The timeline below shows where the symbol Motels and Rented Houses appears in Lolita. The colored dots and icons indicate which themes are associated with that appearance.
Part 1, Chapter 2
Exile, Homelessness and Road Narratives Theme Icon
Life and Literary Representation Theme Icon
Women, Innocence, and Male Fantasy Theme Icon
...years old, but he was doted on by everyone in the “private universe,” of the hotel: his father’s lady-friends, tourists, and the hotel help. He lived a charmed life filled with... (full context)
Part 1, Chapter 28
Perversity, Obsession, and Art Theme Icon
Life and Literary Representation Theme Icon
Women, Innocence, and Male Fantasy Theme Icon

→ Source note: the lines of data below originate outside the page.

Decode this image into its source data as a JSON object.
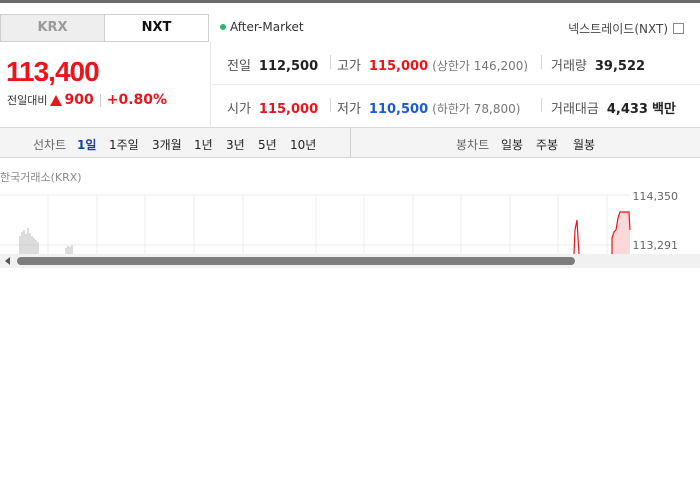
{
  "tabs": [
    "KRX",
    "NXT"
  ],
  "session": "After-Market",
  "exchange_link": "넥스트레이드(NXT)",
  "price": {
    "current": "113,400",
    "change_label": "전일대비",
    "change_abs": "900",
    "change_pct": "+0.80%",
    "direction": "up"
  },
  "stats": {
    "prev_close": {
      "label": "전일",
      "value": "112,500"
    },
    "high": {
      "label": "고가",
      "value": "115,000",
      "sub": "(상한가 146,200)"
    },
    "volume": {
      "label": "거래량",
      "value": "39,522"
    },
    "open": {
      "label": "시가",
      "value": "115,000"
    },
    "low": {
      "label": "저가",
      "value": "110,500",
      "sub": "(하한가 78,800)"
    },
    "trade_value": {
      "label": "거래대금",
      "value": "4,433",
      "unit": "백만"
    }
  },
  "toolbar": {
    "line_label": "선차트",
    "line_periods": [
      "1일",
      "1주일",
      "3개월",
      "1년",
      "3년",
      "5년",
      "10년"
    ],
    "active_period": "1일",
    "candle_label": "봉차트",
    "candle_periods": [
      "일봉",
      "주봉",
      "월봉"
    ]
  },
  "chart": {
    "source": "한국거래소(KRX)",
    "y_ticks": [
      "114,350",
      "113,291"
    ]
  },
  "chart_data": {
    "type": "line",
    "title": "",
    "y_ticks": [
      114350,
      113291
    ],
    "series_color": "#e8151b",
    "volume_color": "#b8b8b8"
  },
  "colors": {
    "up": "#e8151b",
    "down": "#1a5ccf",
    "active": "#1a3fa8",
    "session_dot": "#2bb673"
  }
}
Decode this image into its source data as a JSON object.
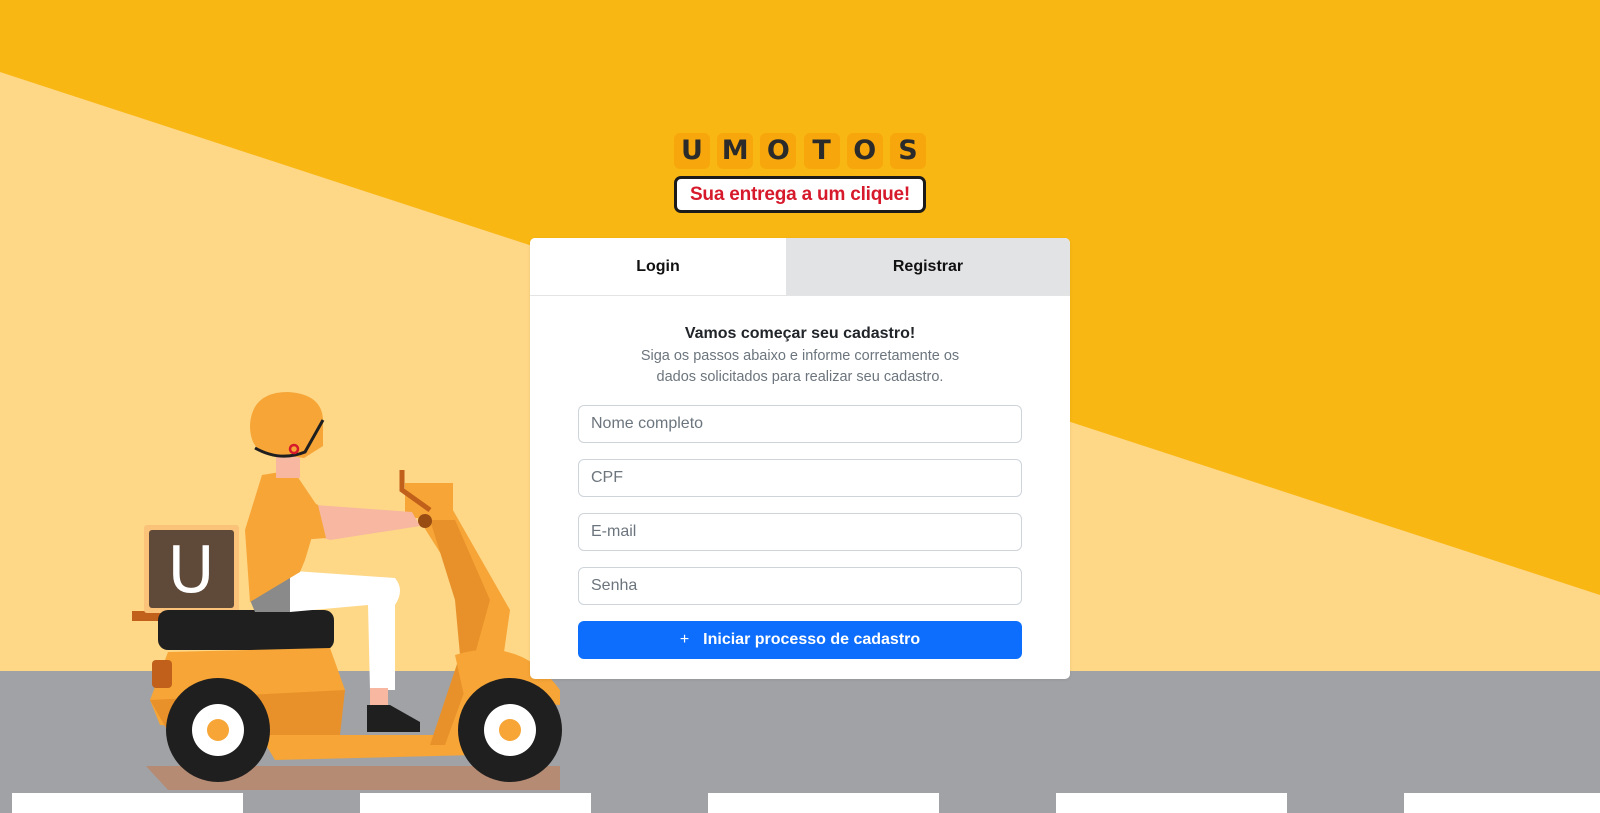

As he waits for Lolita to fall asleep, Humbert Humbert walks through the hotel. He reaches a pinnacle of happiness as he realizes that Lolita is finally his. He... (full context)
Part 1, Chapter 33
Exile, Homelessness and Road Narratives Theme Icon
...buys Lolita toys, clothes and baubles. She and he take separate rooms at the local motel, but she comes into his room late in the night for comfort. Humbert notes with... (full context)
Part 2, Chapter 13
Perversity, Obsession, and Art Theme Icon
Life and Literary Representation Theme Icon
Patterns, Memory and Fate Theme Icon
...Humbert notes the coincidence between the name of the play and the name of the motel where he first raped Lolita, and is thrilled when she points this out. He assumes... (full context)